In Commonwealth Patchett shows what happens when two married adults with children meet and fall in love. The story starts off quite traditionally with the ex-husband to be. Next Patchett combines a large jump into the future with the point of view of the children who are forced into a separation through their parents.
Patchett shows the effect of a divorce on young lives. At a certain point it also becomes quite clear that a major disaster has even more influence on the lives of the families. The story not being told from a to z works; it elevates the novel from being just nice into really nice.
Commonwealth is not great, splendid or whatsoever. I suspect that the almost gurgling style of describing meetings and moments in the lives of her protagonists has added to this. The interaction between the characters is what counts, not so much what happens – despite the fact that two major moments have decidedly changed all of their lives. Sharing specific, short moments of several protagonists lives with us contributes to the reader never getting closer to either protagonist. We are kept at a distance by Patchett, it almost feels as if she allows us sneaky peeks into private lives.

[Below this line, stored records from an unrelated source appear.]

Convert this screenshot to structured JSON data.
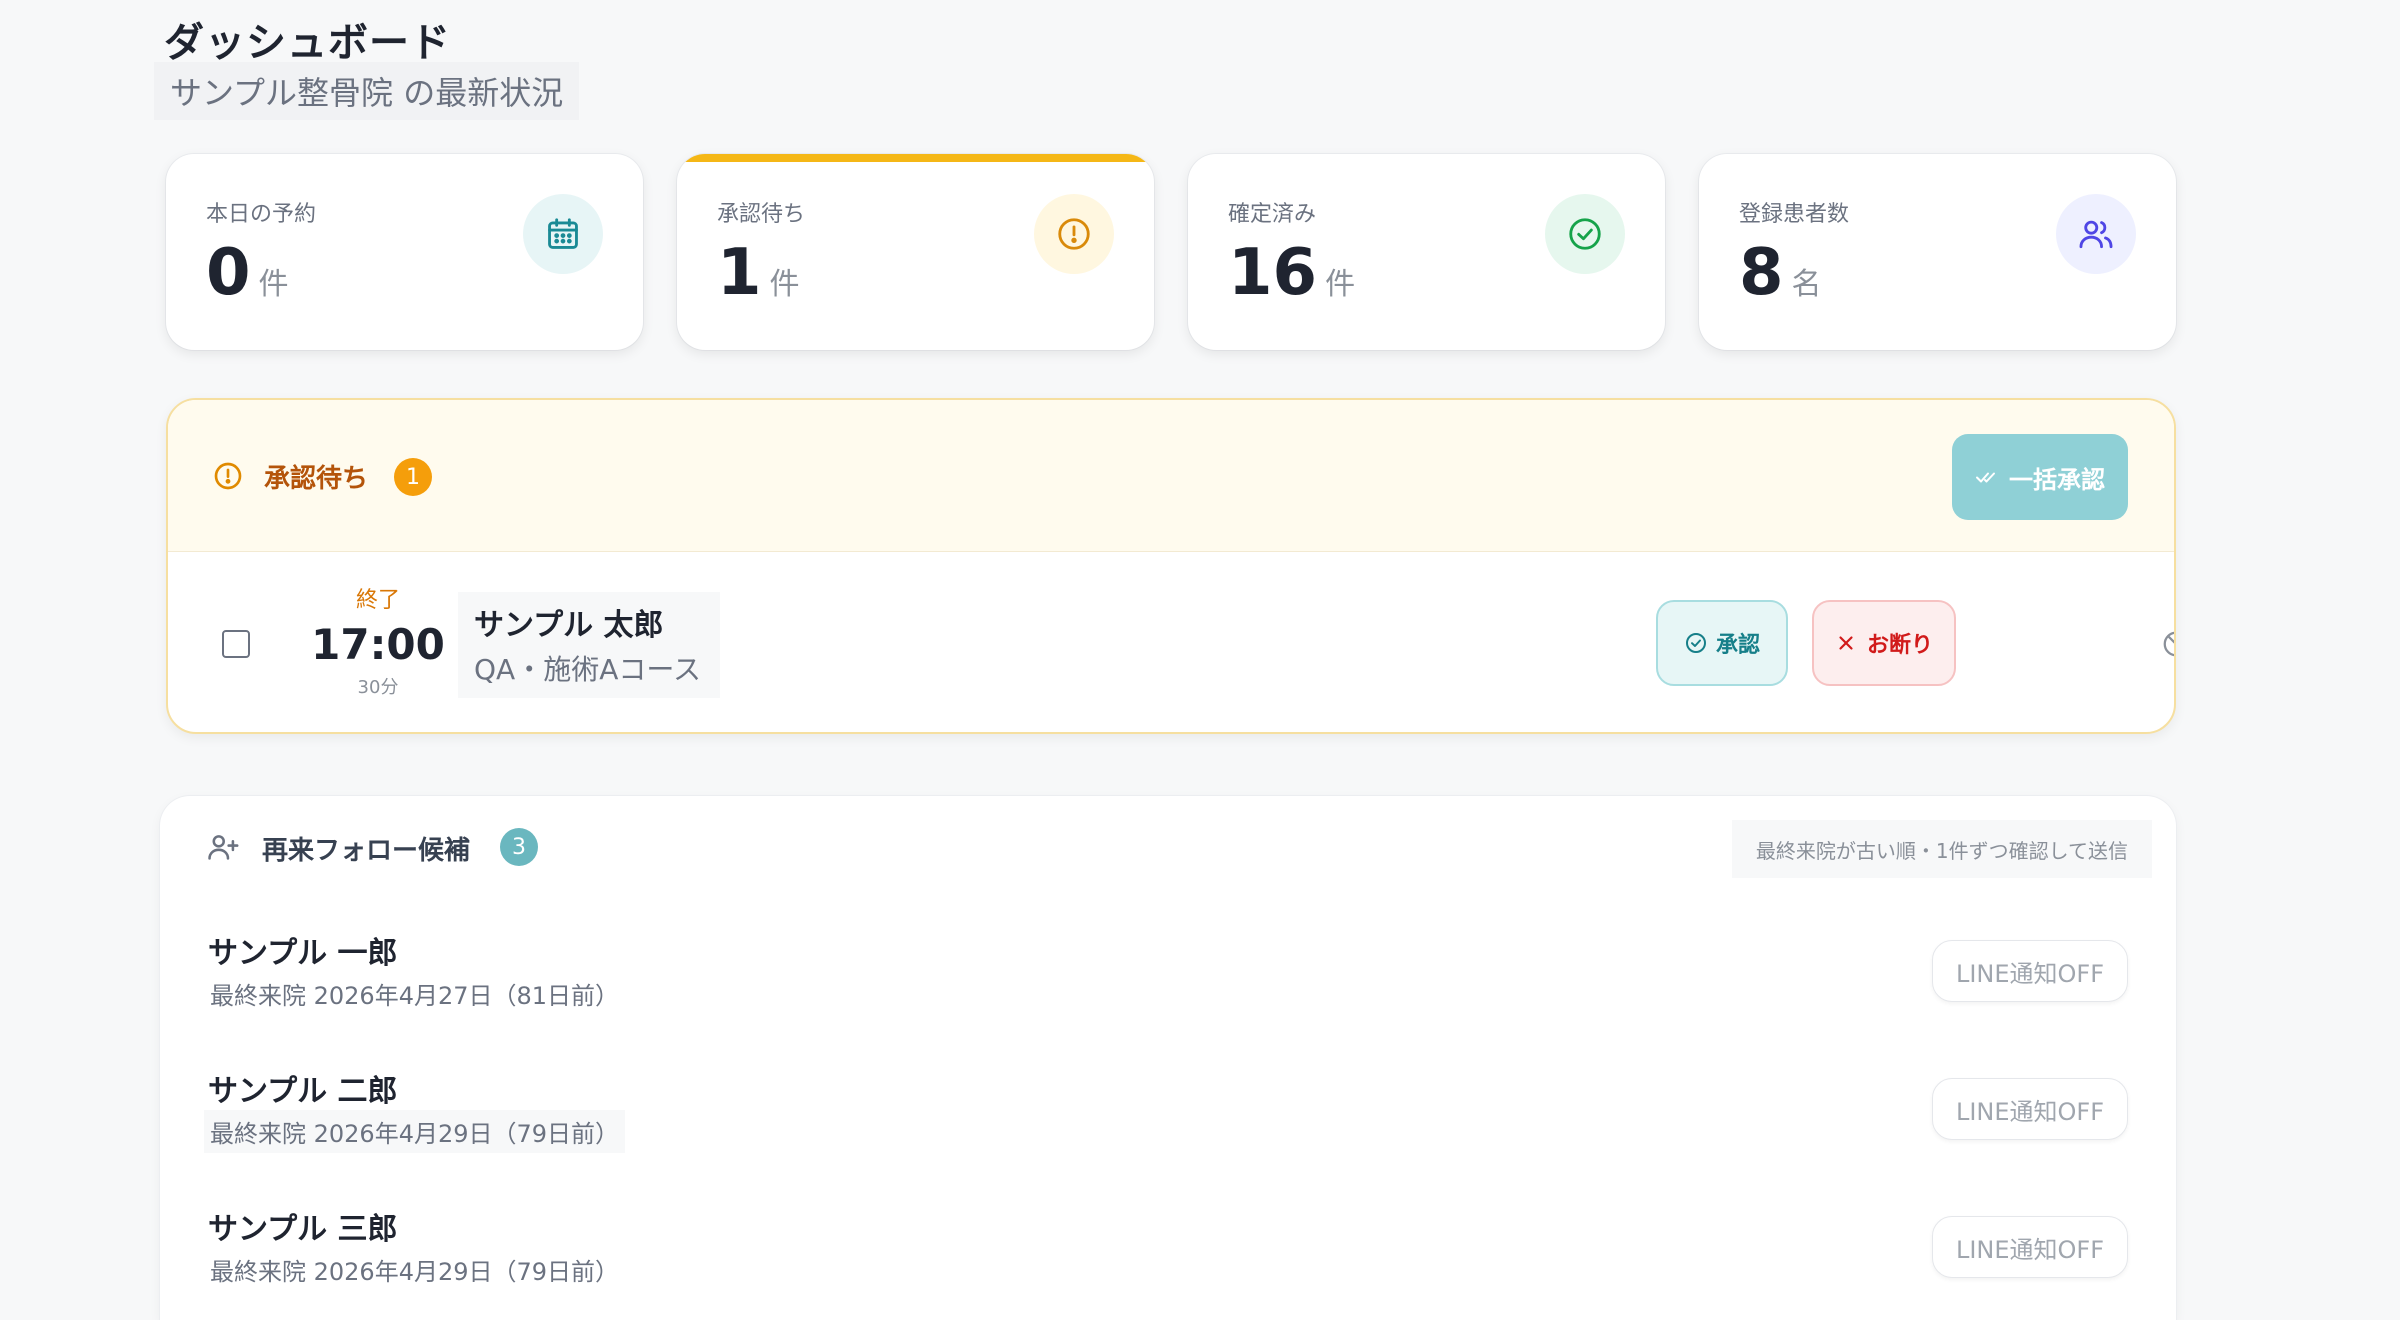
{
  "header": {
    "title": "ダッシュボード",
    "subtitle": "サンプル整骨院 の最新状況"
  },
  "stats": [
    {
      "label": "本日の予約",
      "value": "0",
      "unit": "件",
      "icon": "calendar-icon"
    },
    {
      "label": "承認待ち",
      "value": "1",
      "unit": "件",
      "icon": "alert-circle-icon"
    },
    {
      "label": "確定済み",
      "value": "16",
      "unit": "件",
      "icon": "check-circle-icon"
    },
    {
      "label": "登録患者数",
      "value": "8",
      "unit": "名",
      "icon": "users-icon"
    }
  ],
  "pending": {
    "title": "承認待ち",
    "count": "1",
    "bulk_approve_label": "一括承認",
    "rows": [
      {
        "status": "終了",
        "time": "17:00",
        "duration": "30分",
        "patient_name": "サンプル 太郎",
        "course": "QA・施術Aコース",
        "approve_label": "承認",
        "decline_label": "お断り"
      }
    ]
  },
  "follow": {
    "title": "再来フォロー候補",
    "count": "3",
    "note": "最終来院が古い順・1件ずつ確認して送信",
    "items": [
      {
        "name": "サンプル 一郎",
        "last_visit": "最終来院 2026年4月27日（81日前）",
        "button": "LINE通知OFF"
      },
      {
        "name": "サンプル 二郎",
        "last_visit": "最終来院 2026年4月29日（79日前）",
        "button": "LINE通知OFF"
      },
      {
        "name": "サンプル 三郎",
        "last_visit": "最終来院 2026年4月29日（79日前）",
        "button": "LINE通知OFF"
      }
    ]
  },
  "colors": {
    "accent_yellow": "#f5b716",
    "teal": "#1a8a95",
    "danger": "#d11a1a"
  }
}
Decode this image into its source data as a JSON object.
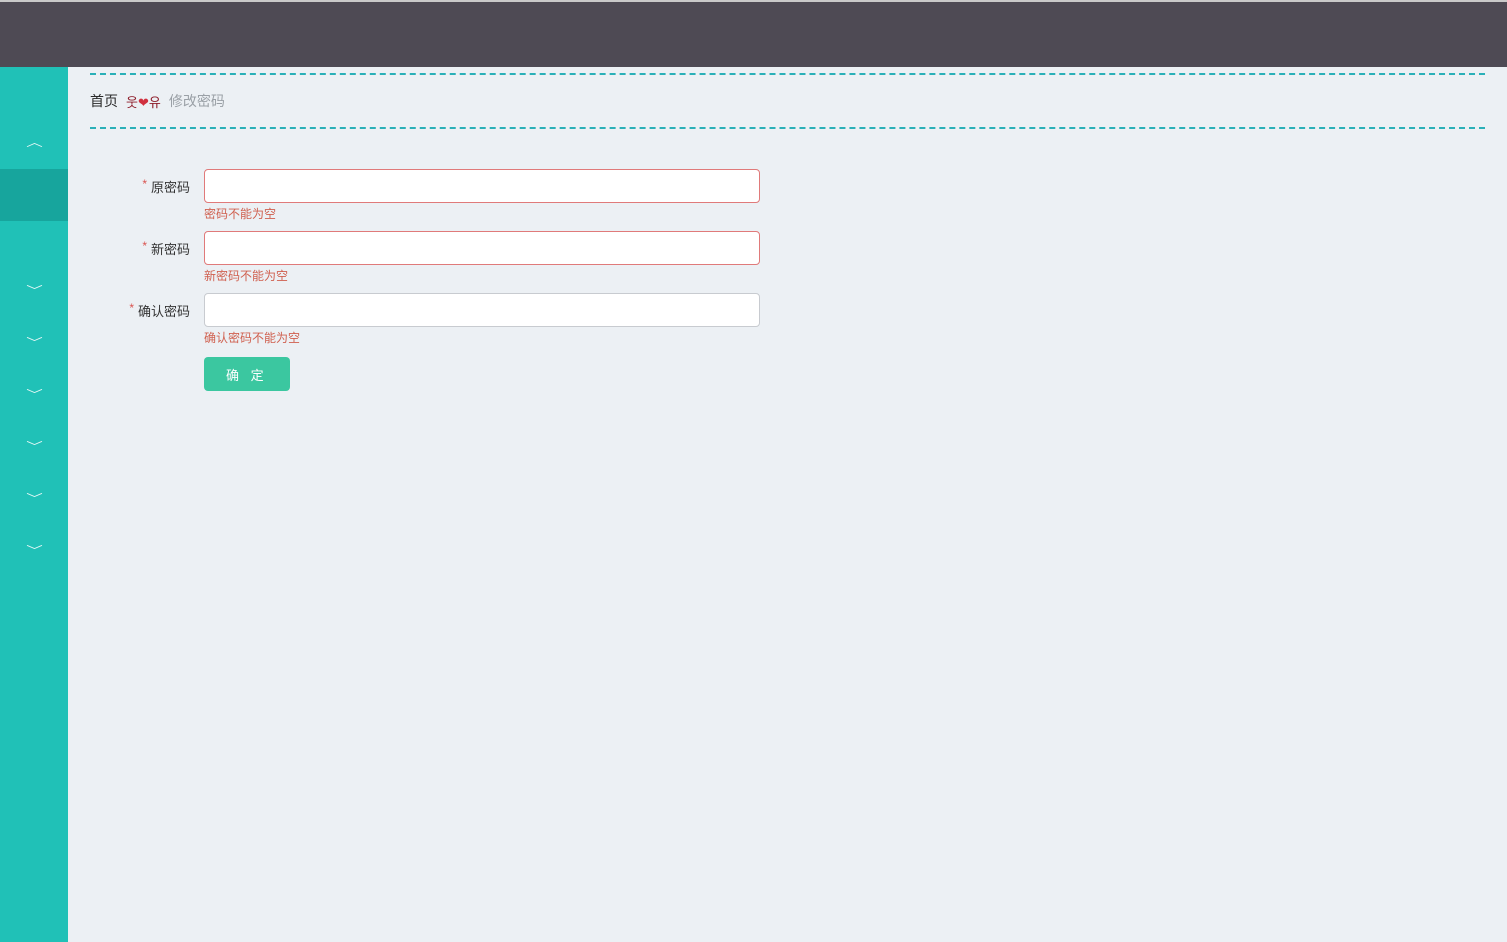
{
  "breadcrumb": {
    "home": "首页",
    "separator_face_left": "웃",
    "separator_face_right": "유",
    "heart": "❤",
    "current": "修改密码"
  },
  "sidebar": {
    "items": [
      {
        "expanded": true
      },
      {
        "active": true
      },
      {
        "expanded": false
      },
      {
        "expanded": false
      },
      {
        "expanded": false
      },
      {
        "expanded": false
      },
      {
        "expanded": false
      },
      {
        "expanded": false
      }
    ]
  },
  "form": {
    "old_password": {
      "label": "原密码",
      "value": "",
      "error": "密码不能为空"
    },
    "new_password": {
      "label": "新密码",
      "value": "",
      "error": "新密码不能为空"
    },
    "confirm_password": {
      "label": "确认密码",
      "value": "",
      "error": "确认密码不能为空"
    },
    "submit_label": "确 定"
  }
}
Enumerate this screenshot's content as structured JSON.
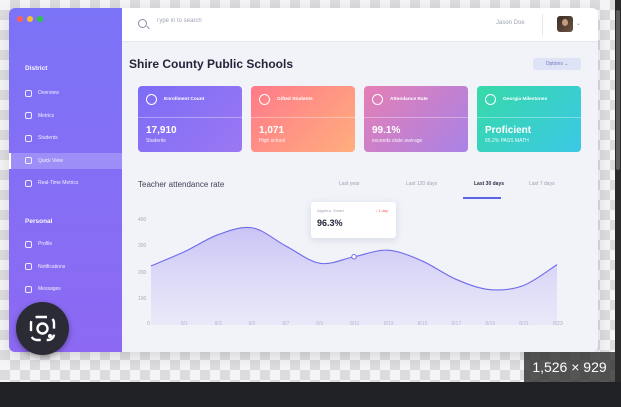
{
  "sidebar": {
    "window_dot_colors": [
      "#ff5f57",
      "#febc2e",
      "#28c840"
    ],
    "district_heading": "District",
    "district_items": [
      {
        "label": "Overview",
        "icon": "speedometer-icon"
      },
      {
        "label": "Metrics",
        "icon": "metrics-icon"
      },
      {
        "label": "Students",
        "icon": "user-icon"
      },
      {
        "label": "Quick View",
        "icon": "grid-icon",
        "active": true
      },
      {
        "label": "Real-Time Metrics",
        "icon": "pulse-icon"
      }
    ],
    "personal_heading": "Personal",
    "personal_items": [
      {
        "label": "Profile",
        "icon": "profile-icon"
      },
      {
        "label": "Notifications",
        "icon": "bell-icon"
      },
      {
        "label": "Messages",
        "icon": "message-icon"
      }
    ]
  },
  "topbar": {
    "search_placeholder": "Type in to search",
    "user_name": "Jason Doe",
    "avatar_icon": "avatar-photo",
    "menu_icon": "chevron-down-icon"
  },
  "page": {
    "title": "Shire County Public Schools",
    "options_label": "Options ⌄"
  },
  "cards": [
    {
      "label": "Enrollment Count",
      "value": "17,910",
      "sub": "Students",
      "gradient": [
        "#7c6cf6",
        "#9b78f3"
      ]
    },
    {
      "label": "Gifted Students",
      "value": "1,071",
      "sub": "High school",
      "gradient": [
        "#ff7a8a",
        "#ffae7e"
      ]
    },
    {
      "label": "Attendance Rate",
      "value": "99.1%",
      "sub": "exceeds state average",
      "gradient": [
        "#e57fb5",
        "#a982e6"
      ]
    },
    {
      "label": "Georgia Milestones",
      "value": "Proficient",
      "sub": "65.2% PASS MATH",
      "gradient": [
        "#37d9a8",
        "#3bc8e6"
      ]
    }
  ],
  "chart": {
    "title": "Teacher attendance rate",
    "tabs": [
      "Last year",
      "Last 120 days",
      "Last 30 days",
      "Last 7 days"
    ],
    "active_tab": "Last 30 days",
    "tooltip": {
      "label": "Algebra, Smart",
      "delta": "↓ 1 day",
      "value": "96.3%"
    },
    "accent": "#6f6bea"
  },
  "chart_data": {
    "type": "area",
    "title": "Teacher attendance rate",
    "y_ticks": [
      "400",
      "300",
      "200",
      "100"
    ],
    "x_ticks": [
      "0",
      "8/1",
      "8/3",
      "8/5",
      "8/7",
      "8/9",
      "8/11",
      "8/13",
      "8/15",
      "8/17",
      "8/19",
      "8/21",
      "8/23"
    ],
    "ylim": [
      0,
      400
    ],
    "x": [
      "0",
      "8/1",
      "8/3",
      "8/5",
      "8/7",
      "8/9",
      "8/11",
      "8/13",
      "8/15",
      "8/17",
      "8/19",
      "8/21",
      "8/23"
    ],
    "series": [
      {
        "values": [
          225,
          280,
          345,
          370,
          300,
          235,
          260,
          285,
          245,
          175,
          135,
          150,
          230
        ]
      }
    ],
    "highlight": {
      "x": "8/11",
      "value": 285
    },
    "grid": false,
    "legend": "none"
  },
  "overlay": {
    "lens_icon": "google-lens-icon",
    "dimensions": "1,526 × 929"
  }
}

By taking us along in the lives of the protagonists Patchett prepares us for the reveal of the second major event changing all of their lives. It also is revealed almost casually. As a result I found that I was interested in reading on though never getting enthusiastic about it. I liked Commonwealth, a masterpiece it is not.